Items listed in a dataset
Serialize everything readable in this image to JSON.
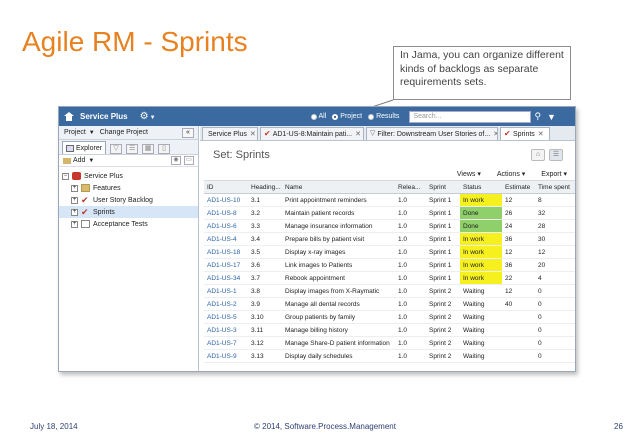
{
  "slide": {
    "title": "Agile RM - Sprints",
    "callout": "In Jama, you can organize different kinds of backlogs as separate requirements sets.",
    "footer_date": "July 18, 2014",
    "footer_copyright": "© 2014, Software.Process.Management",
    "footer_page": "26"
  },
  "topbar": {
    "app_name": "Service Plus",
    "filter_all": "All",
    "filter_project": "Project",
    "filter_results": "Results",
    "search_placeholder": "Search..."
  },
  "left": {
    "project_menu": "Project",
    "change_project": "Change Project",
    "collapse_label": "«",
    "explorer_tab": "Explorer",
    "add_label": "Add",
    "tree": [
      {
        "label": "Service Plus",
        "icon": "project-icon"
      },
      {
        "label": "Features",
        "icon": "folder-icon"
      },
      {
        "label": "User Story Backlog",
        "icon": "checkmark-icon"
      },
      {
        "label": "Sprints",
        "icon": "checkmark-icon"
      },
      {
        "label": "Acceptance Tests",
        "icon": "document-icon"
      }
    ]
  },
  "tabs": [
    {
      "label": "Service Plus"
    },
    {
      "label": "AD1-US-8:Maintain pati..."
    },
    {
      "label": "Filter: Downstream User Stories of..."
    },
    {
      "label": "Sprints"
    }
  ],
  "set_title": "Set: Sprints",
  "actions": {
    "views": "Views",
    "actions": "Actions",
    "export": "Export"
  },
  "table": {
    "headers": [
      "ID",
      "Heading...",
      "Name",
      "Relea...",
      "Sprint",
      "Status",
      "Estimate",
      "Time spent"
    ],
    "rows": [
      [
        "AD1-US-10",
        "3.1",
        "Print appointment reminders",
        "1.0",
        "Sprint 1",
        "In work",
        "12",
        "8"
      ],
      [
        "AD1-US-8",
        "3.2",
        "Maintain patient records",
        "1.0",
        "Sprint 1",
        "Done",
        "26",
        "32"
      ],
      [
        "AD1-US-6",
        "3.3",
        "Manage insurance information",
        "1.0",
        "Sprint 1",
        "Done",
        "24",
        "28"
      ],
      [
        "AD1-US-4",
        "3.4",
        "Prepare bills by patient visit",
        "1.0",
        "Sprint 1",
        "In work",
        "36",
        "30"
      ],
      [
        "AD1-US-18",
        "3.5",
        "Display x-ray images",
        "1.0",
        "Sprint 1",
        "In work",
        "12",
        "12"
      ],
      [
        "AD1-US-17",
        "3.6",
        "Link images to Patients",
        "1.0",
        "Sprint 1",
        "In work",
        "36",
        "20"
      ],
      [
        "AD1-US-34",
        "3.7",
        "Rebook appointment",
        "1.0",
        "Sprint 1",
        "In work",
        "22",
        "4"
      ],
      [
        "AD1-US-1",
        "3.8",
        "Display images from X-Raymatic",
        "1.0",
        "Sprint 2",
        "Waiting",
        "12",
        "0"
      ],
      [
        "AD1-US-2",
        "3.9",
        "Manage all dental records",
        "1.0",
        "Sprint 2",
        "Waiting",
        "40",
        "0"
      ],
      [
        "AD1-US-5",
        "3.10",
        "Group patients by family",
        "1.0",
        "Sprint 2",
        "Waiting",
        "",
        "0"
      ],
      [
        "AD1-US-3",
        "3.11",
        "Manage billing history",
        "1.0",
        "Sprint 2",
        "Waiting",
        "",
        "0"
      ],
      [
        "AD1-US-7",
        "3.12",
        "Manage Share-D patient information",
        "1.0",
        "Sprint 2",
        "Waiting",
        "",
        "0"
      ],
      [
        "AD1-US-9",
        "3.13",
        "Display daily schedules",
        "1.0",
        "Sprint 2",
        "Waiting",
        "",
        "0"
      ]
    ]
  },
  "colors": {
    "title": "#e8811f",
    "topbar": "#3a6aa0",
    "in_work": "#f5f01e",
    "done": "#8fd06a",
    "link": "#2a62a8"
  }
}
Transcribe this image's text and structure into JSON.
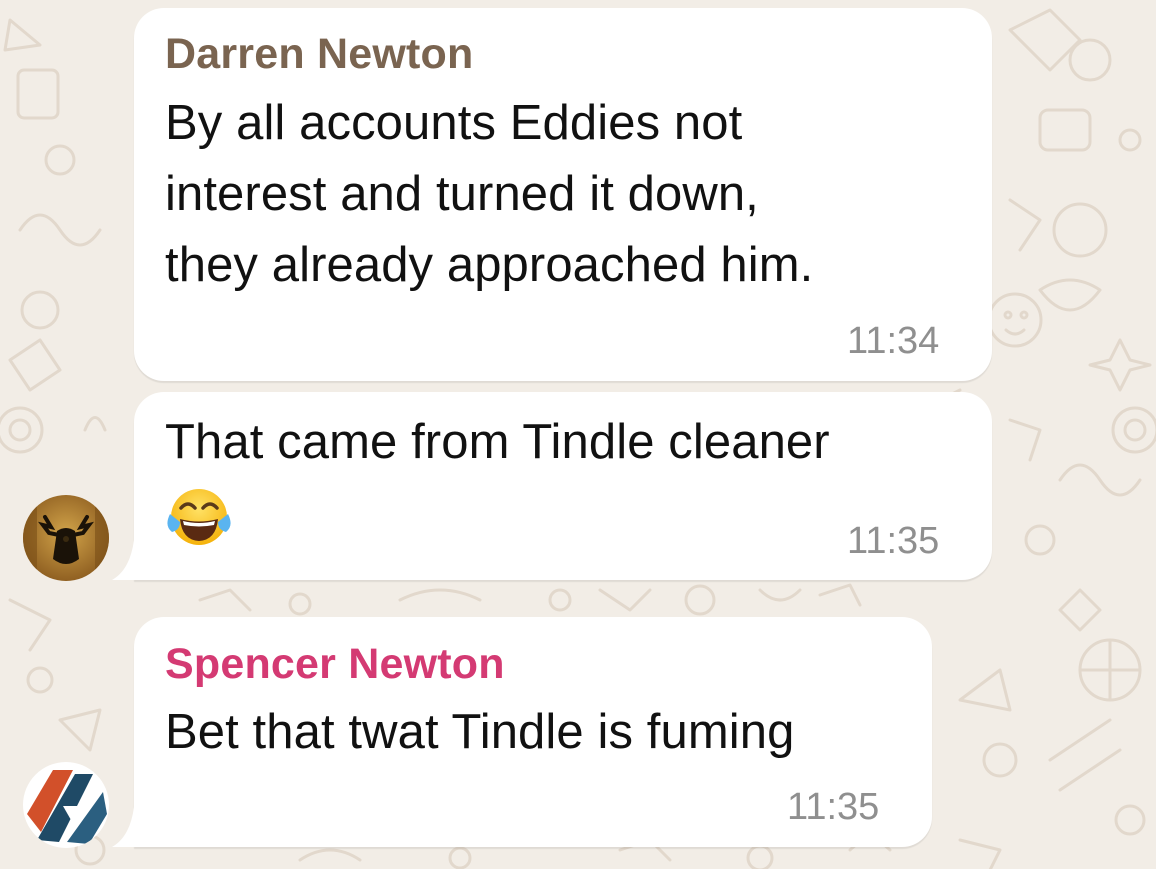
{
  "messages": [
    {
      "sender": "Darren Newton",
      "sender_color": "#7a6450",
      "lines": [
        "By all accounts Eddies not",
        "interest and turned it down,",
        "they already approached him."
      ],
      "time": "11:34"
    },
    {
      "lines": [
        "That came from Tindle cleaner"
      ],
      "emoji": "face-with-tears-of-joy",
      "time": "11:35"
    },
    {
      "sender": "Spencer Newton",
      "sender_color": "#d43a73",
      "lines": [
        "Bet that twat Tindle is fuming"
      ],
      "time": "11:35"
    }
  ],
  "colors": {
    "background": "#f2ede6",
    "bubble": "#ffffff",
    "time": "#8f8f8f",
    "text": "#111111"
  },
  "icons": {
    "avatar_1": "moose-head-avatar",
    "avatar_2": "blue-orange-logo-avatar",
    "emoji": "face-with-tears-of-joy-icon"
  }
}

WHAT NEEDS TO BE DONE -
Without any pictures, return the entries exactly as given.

YOUR SOLUTION -
Serialize everything readable in this image to JSON.
{
  "slide": {
    "title": "Agile RM - Sprints",
    "callout": "In Jama, you can organize different kinds of backlogs as separate requirements sets.",
    "footer_date": "July 18, 2014",
    "footer_copyright": "© 2014, Software.Process.Management",
    "footer_page": "26"
  },
  "topbar": {
    "app_name": "Service Plus",
    "filter_all": "All",
    "filter_project": "Project",
    "filter_results": "Results",
    "search_placeholder": "Search..."
  },
  "left": {
    "project_menu": "Project",
    "change_project": "Change Project",
    "collapse_label": "«",
    "explorer_tab": "Explorer",
    "add_label": "Add",
    "tree": [
      {
        "label": "Service Plus",
        "icon": "project-icon"
      },
      {
        "label": "Features",
        "icon": "folder-icon"
      },
      {
        "label": "User Story Backlog",
        "icon": "checkmark-icon"
      },
      {
        "label": "Sprints",
        "icon": "checkmark-icon"
      },
      {
        "label": "Acceptance Tests",
        "icon": "document-icon"
      }
    ]
  },
  "tabs": [
    {
      "label": "Service Plus"
    },
    {
      "label": "AD1-US-8:Maintain pati..."
    },
    {
      "label": "Filter: Downstream User Stories of..."
    },
    {
      "label": "Sprints"
    }
  ],
  "set_title": "Set: Sprints",
  "actions": {
    "views": "Views",
    "actions": "Actions",
    "export": "Export"
  },
  "table": {
    "headers": [
      "ID",
      "Heading...",
      "Name",
      "Relea...",
      "Sprint",
      "Status",
      "Estimate",
      "Time spent"
    ],
    "rows": [
      [
        "AD1-US-10",
        "3.1",
        "Print appointment reminders",
        "1.0",
        "Sprint 1",
        "In work",
        "12",
        "8"
      ],
      [
        "AD1-US-8",
        "3.2",
        "Maintain patient records",
        "1.0",
        "Sprint 1",
        "Done",
        "26",
        "32"
      ],
      [
        "AD1-US-6",
        "3.3",
        "Manage insurance information",
        "1.0",
        "Sprint 1",
        "Done",
        "24",
        "28"
      ],
      [
        "AD1-US-4",
        "3.4",
        "Prepare bills by patient visit",
        "1.0",
        "Sprint 1",
        "In work",
        "36",
        "30"
      ],
      [
        "AD1-US-18",
        "3.5",
        "Display x-ray images",
        "1.0",
        "Sprint 1",
        "In work",
        "12",
        "12"
      ],
      [
        "AD1-US-17",
        "3.6",
        "Link images to Patients",
        "1.0",
        "Sprint 1",
        "In work",
        "36",
        "20"
      ],
      [
        "AD1-US-34",
        "3.7",
        "Rebook appointment",
        "1.0",
        "Sprint 1",
        "In work",
        "22",
        "4"
      ],
      [
        "AD1-US-1",
        "3.8",
        "Display images from X-Raymatic",
        "1.0",
        "Sprint 2",
        "Waiting",
        "12",
        "0"
      ],
      [
        "AD1-US-2",
        "3.9",
        "Manage all dental records",
        "1.0",
        "Sprint 2",
        "Waiting",
        "40",
        "0"
      ],
      [
        "AD1-US-5",
        "3.10",
        "Group patients by family",
        "1.0",
        "Sprint 2",
        "Waiting",
        "",
        "0"
      ],
      [
        "AD1-US-3",
        "3.11",
        "Manage billing history",
        "1.0",
        "Sprint 2",
        "Waiting",
        "",
        "0"
      ],
      [
        "AD1-US-7",
        "3.12",
        "Manage Share-D patient information",
        "1.0",
        "Sprint 2",
        "Waiting",
        "",
        "0"
      ],
      [
        "AD1-US-9",
        "3.13",
        "Display daily schedules",
        "1.0",
        "Sprint 2",
        "Waiting",
        "",
        "0"
      ]
    ]
  },
  "colors": {
    "title": "#e8811f",
    "topbar": "#3a6aa0",
    "in_work": "#f5f01e",
    "done": "#8fd06a",
    "link": "#2a62a8"
  }
}
Transcribe this image's text and structure into JSON.
{
  "messages": [
    {
      "sender": "Darren Newton",
      "sender_color": "#7a6450",
      "lines": [
        "By all accounts Eddies not",
        "interest and turned it down,",
        "they already approached him."
      ],
      "time": "11:34"
    },
    {
      "lines": [
        "That came from Tindle cleaner"
      ],
      "emoji": "face-with-tears-of-joy",
      "time": "11:35"
    },
    {
      "sender": "Spencer Newton",
      "sender_color": "#d43a73",
      "lines": [
        "Bet that twat Tindle is fuming"
      ],
      "time": "11:35"
    }
  ],
  "colors": {
    "background": "#f2ede6",
    "bubble": "#ffffff",
    "time": "#8f8f8f",
    "text": "#111111"
  },
  "icons": {
    "avatar_1": "moose-head-avatar",
    "avatar_2": "blue-orange-logo-avatar",
    "emoji": "face-with-tears-of-joy-icon"
  }
}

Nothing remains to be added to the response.